* _Stored records_:

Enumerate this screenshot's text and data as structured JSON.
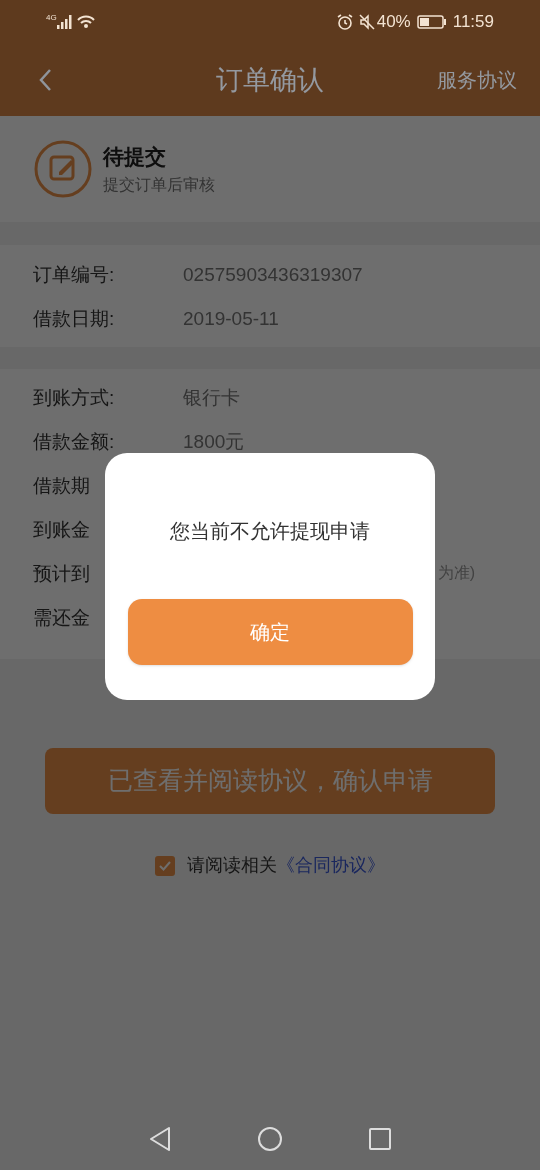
{
  "status_bar": {
    "network": "4G",
    "battery": "40%",
    "time": "11:59"
  },
  "header": {
    "title": "订单确认",
    "action": "服务协议"
  },
  "order_status": {
    "title": "待提交",
    "subtitle": "提交订单后审核"
  },
  "order_info": [
    {
      "label": "订单编号:",
      "value": "02575903436319307"
    },
    {
      "label": "借款日期:",
      "value": "2019-05-11"
    }
  ],
  "details": [
    {
      "label": "到账方式:",
      "value": "银行卡"
    },
    {
      "label": "借款金额:",
      "value": "1800元"
    },
    {
      "label": "借款期"
    },
    {
      "label": "到账金"
    },
    {
      "label": "预计到",
      "value_tail": "为准)"
    },
    {
      "label": "需还金"
    }
  ],
  "confirm_button": "已查看并阅读协议，确认申请",
  "agreement": {
    "checked": true,
    "text": "请阅读相关",
    "link": "《合同协议》"
  },
  "dialog": {
    "message": "您当前不允许提现申请",
    "button": "确定"
  }
}
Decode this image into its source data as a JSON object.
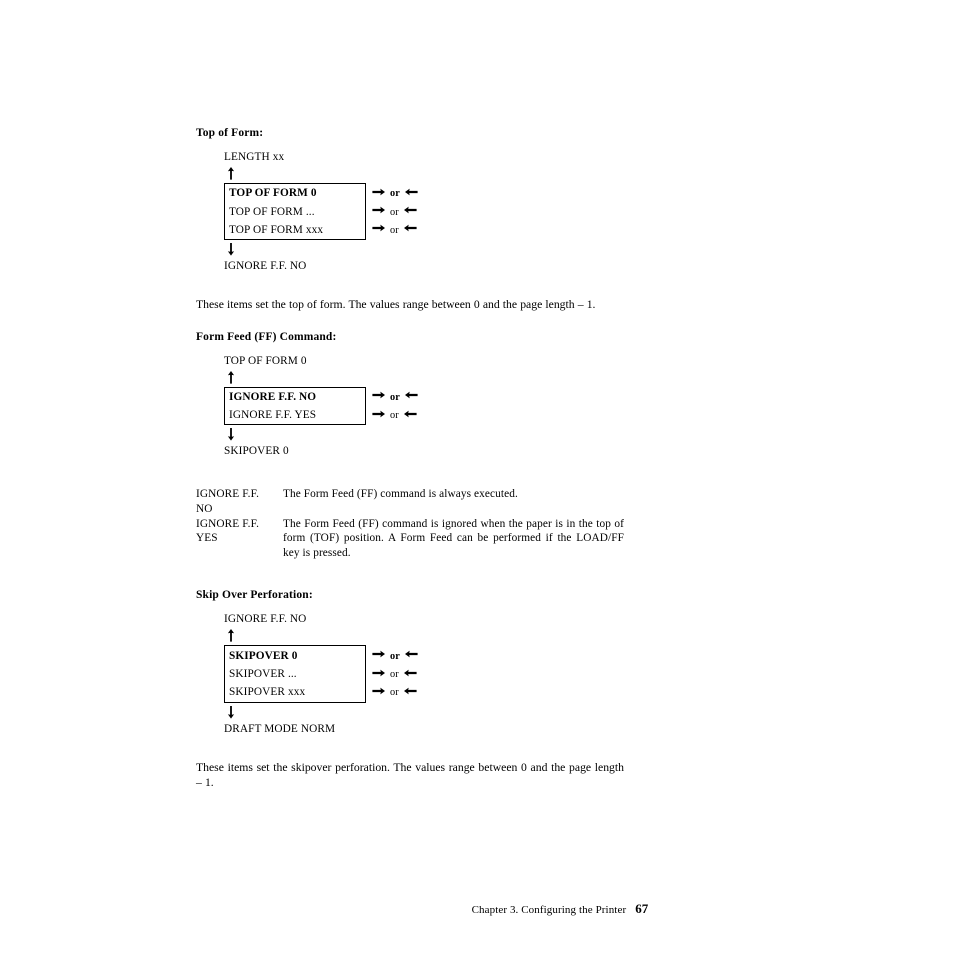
{
  "page": {
    "footer_chapter": "Chapter 3. Configuring the Printer",
    "footer_page_number": "67"
  },
  "icons": {
    "arrow_up": "arrow-up-icon",
    "arrow_down": "arrow-down-icon",
    "arrow_right": "arrow-right-icon",
    "arrow_left": "arrow-left-icon"
  },
  "sections": [
    {
      "heading": "Top of Form:",
      "diagram": {
        "entry_label": "LENGTH xx",
        "exit_label": "IGNORE F.F. NO",
        "rows": [
          {
            "label": "TOP OF FORM 0",
            "bold": true,
            "annotation": "or"
          },
          {
            "label": "TOP OF FORM ...",
            "bold": false,
            "annotation": "or"
          },
          {
            "label": "TOP OF FORM xxx",
            "bold": false,
            "annotation": "or"
          }
        ]
      },
      "paragraph": "These items set the top of form. The values range between 0 and the page length – 1."
    },
    {
      "heading": "Form Feed (FF) Command:",
      "diagram": {
        "entry_label": "TOP OF FORM 0",
        "exit_label": "SKIPOVER 0",
        "rows": [
          {
            "label": "IGNORE F.F. NO",
            "bold": true,
            "annotation": "or"
          },
          {
            "label": "IGNORE F.F. YES",
            "bold": false,
            "annotation": "or"
          }
        ]
      },
      "descriptions": [
        {
          "term": "IGNORE F.F. NO",
          "definition": "The Form Feed (FF) command is always executed."
        },
        {
          "term": "IGNORE F.F. YES",
          "definition": "The Form Feed (FF) command is ignored when the paper is in the top of form (TOF) position. A Form Feed can be performed if the LOAD/FF key is pressed."
        }
      ]
    },
    {
      "heading": "Skip Over Perforation:",
      "diagram": {
        "entry_label": "IGNORE F.F. NO",
        "exit_label": "DRAFT MODE NORM",
        "rows": [
          {
            "label": "SKIPOVER 0",
            "bold": true,
            "annotation": "or"
          },
          {
            "label": "SKIPOVER ...",
            "bold": false,
            "annotation": "or"
          },
          {
            "label": "SKIPOVER xxx",
            "bold": false,
            "annotation": "or"
          }
        ]
      },
      "paragraph": "These items set the skipover perforation. The values range between 0 and the page length – 1."
    }
  ]
}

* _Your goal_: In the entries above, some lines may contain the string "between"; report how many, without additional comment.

* _Result for this task_: 2